Her early work “Brush” made in 2001 in Israel, was an important transition for her as it was her first lengthy film production. Dubbed into English much later in 2007, the artist developed a love story in six parts between a man and a woman who are brought together through a symbol on a metal hair brush that appears at the beginning of the movie. In this story the symbol is both the reason for them to fall in love and, in the end, the reason that they separate. The fact that their relationship turns out to be a one night stand gives further insight into the loneliness and anxiety within both of the characters. The fact that it is a black and white movie, dubbed in English, creates yet another layer that somehow reminds the viewer of early film production, but in a very low-tech format, where the dubbed language creates a slight distance between the language heard and the actual language of the actors.

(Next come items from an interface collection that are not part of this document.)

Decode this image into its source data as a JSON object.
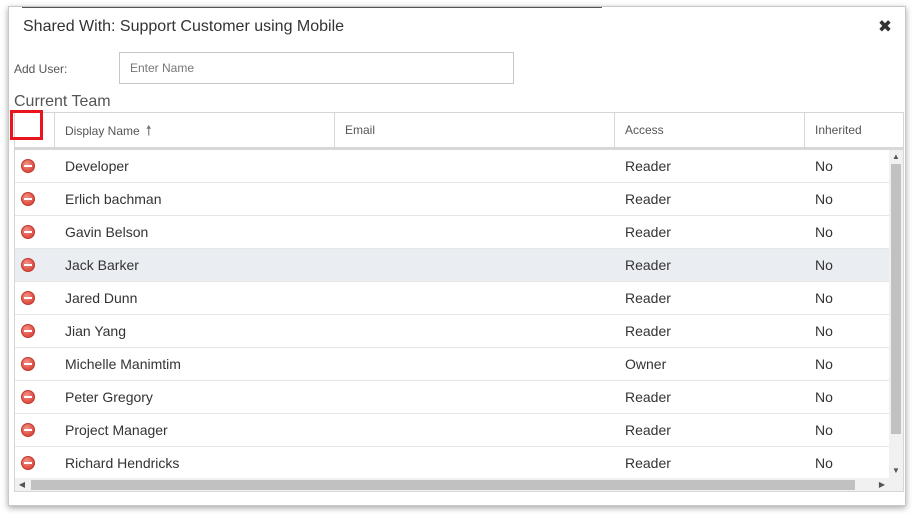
{
  "dialog": {
    "title": "Shared With: Support Customer using Mobile",
    "close_icon": "close-icon"
  },
  "add_user": {
    "label": "Add User:",
    "placeholder": "Enter Name",
    "value": ""
  },
  "section_title": "Current Team",
  "grid": {
    "columns": [
      {
        "key": "remove",
        "label": ""
      },
      {
        "key": "display_name",
        "label": "Display Name",
        "sort": "ascending",
        "sort_icon": "sort-ascending-arrow-icon"
      },
      {
        "key": "email",
        "label": "Email"
      },
      {
        "key": "access",
        "label": "Access"
      },
      {
        "key": "inherited",
        "label": "Inherited"
      }
    ],
    "remove_icon": "remove-circle-icon",
    "selected_row_index": 3,
    "rows": [
      {
        "display_name": "Developer",
        "email": "",
        "access": "Reader",
        "inherited": "No"
      },
      {
        "display_name": "Erlich bachman",
        "email": "",
        "access": "Reader",
        "inherited": "No"
      },
      {
        "display_name": "Gavin Belson",
        "email": "",
        "access": "Reader",
        "inherited": "No"
      },
      {
        "display_name": "Jack Barker",
        "email": "",
        "access": "Reader",
        "inherited": "No"
      },
      {
        "display_name": "Jared Dunn",
        "email": "",
        "access": "Reader",
        "inherited": "No"
      },
      {
        "display_name": "Jian Yang",
        "email": "",
        "access": "Reader",
        "inherited": "No"
      },
      {
        "display_name": "Michelle Manimtim",
        "email": "",
        "access": "Owner",
        "inherited": "No"
      },
      {
        "display_name": "Peter Gregory",
        "email": "",
        "access": "Reader",
        "inherited": "No"
      },
      {
        "display_name": "Project Manager",
        "email": "",
        "access": "Reader",
        "inherited": "No"
      },
      {
        "display_name": "Richard Hendricks",
        "email": "",
        "access": "Reader",
        "inherited": "No"
      }
    ]
  },
  "colors": {
    "highlight_box": "#e8151e",
    "remove_icon": "#e25a4f",
    "selected_row": "#eaeef2"
  }
}
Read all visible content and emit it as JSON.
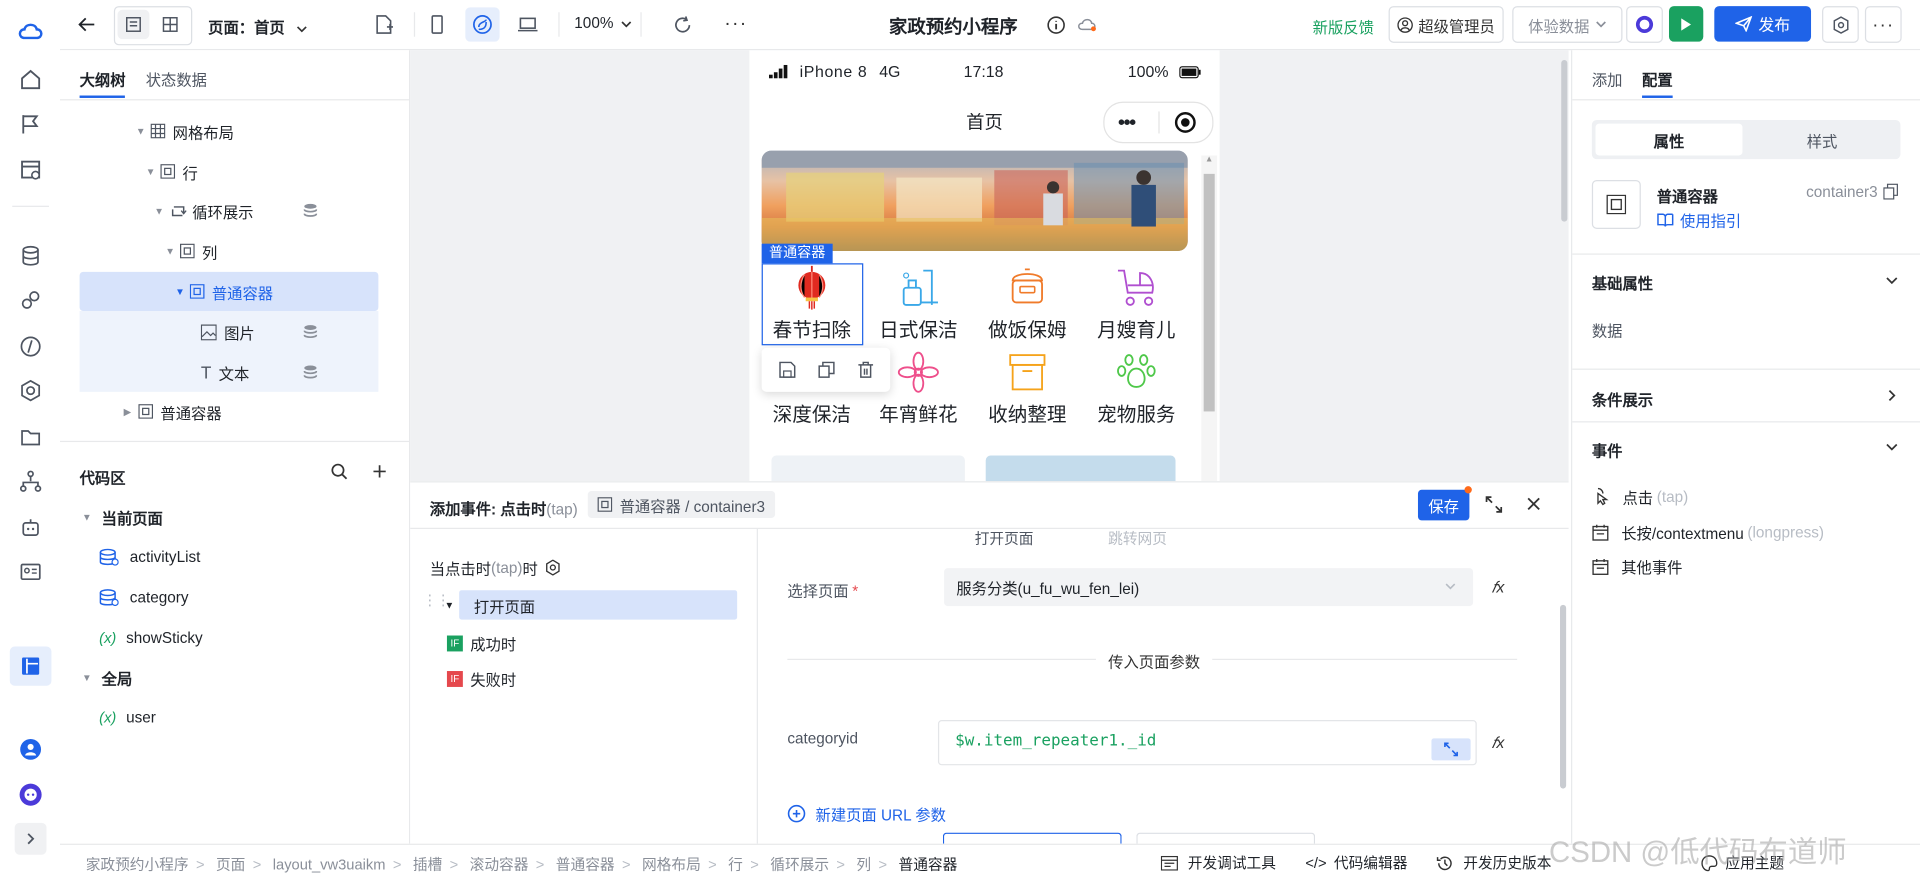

“Der Spiegel,” produced in 2007, is one of the most exhibited works by Cytter, for which she worked with trained actors. The rhythm of the movie is very fast and the dialogues are chanted to an urgent rhythm. “Der Spiegel” tells the story of woman in her forty’s facing her naked image in the mirror, and the fact that she is not a girl but a woman in the eyes of men. The desire for love and to be loved is enveloped in a complex love triangle between woman, husband and lover, presented in a looped format without end.
“Four Seasons” has the atmosphere of a thriller, with dramatic music. The opening scene involves a woman bleeding heavily in his bath tub while a woman ─ his neighbor, Lucy ─ comes over to complain about the noise. The neighbor calls her again and again “Stella.” The story overlaps in time between two characters wherein one woman is brutally murdered by a man, while in the other they are shown in a home setting. The two seem to be strangers, but share the memory, full of passion and violence. The narrative between the two is interrupted by a rather neutral male voice, describing labyrinthine architecture inspired by Borghes’ short story “Immortal.” Aside from the ways that the film uncovers and makes apparent certain artificial aspects of cinema, “Four Seasons” is filled with a great intensity and consists of poetic scenes.
In her latest work, “Video Art Manual,” the piece starts with shot of a young man in an office like setting who confidently explains that he will reveal the mysteries of the new media that established a new type of viewer (i.e. those who became the producers of content). The story shifts when there is an electricity outage, and consequently there is no internet, no hot water, no TV, no mobile phones, no refridgerator. The only thing working is a wooden duck telephone that was sitting on the table of the young man who first introduced the manual. “Video Art Manual” touches on issues of human boredom and melancholy, when the only thing them mind turns to in these moments when we are left alone is death and our own loneliness. There is no other possible entertainment. With a sense of humor, Cytter looks at today’s image production ─ its distribution and consumption, as well as how it influences daily life. Asking simply: Can anyone imagine tomorrow without power?
Keren Cytter applies her own doubts as points of departure for her work ─ doubts and anxiety in human relations, communication, our choices of entertainment, image production in life and art, and so on. Her work reminds us of the lack of belief in basic human values.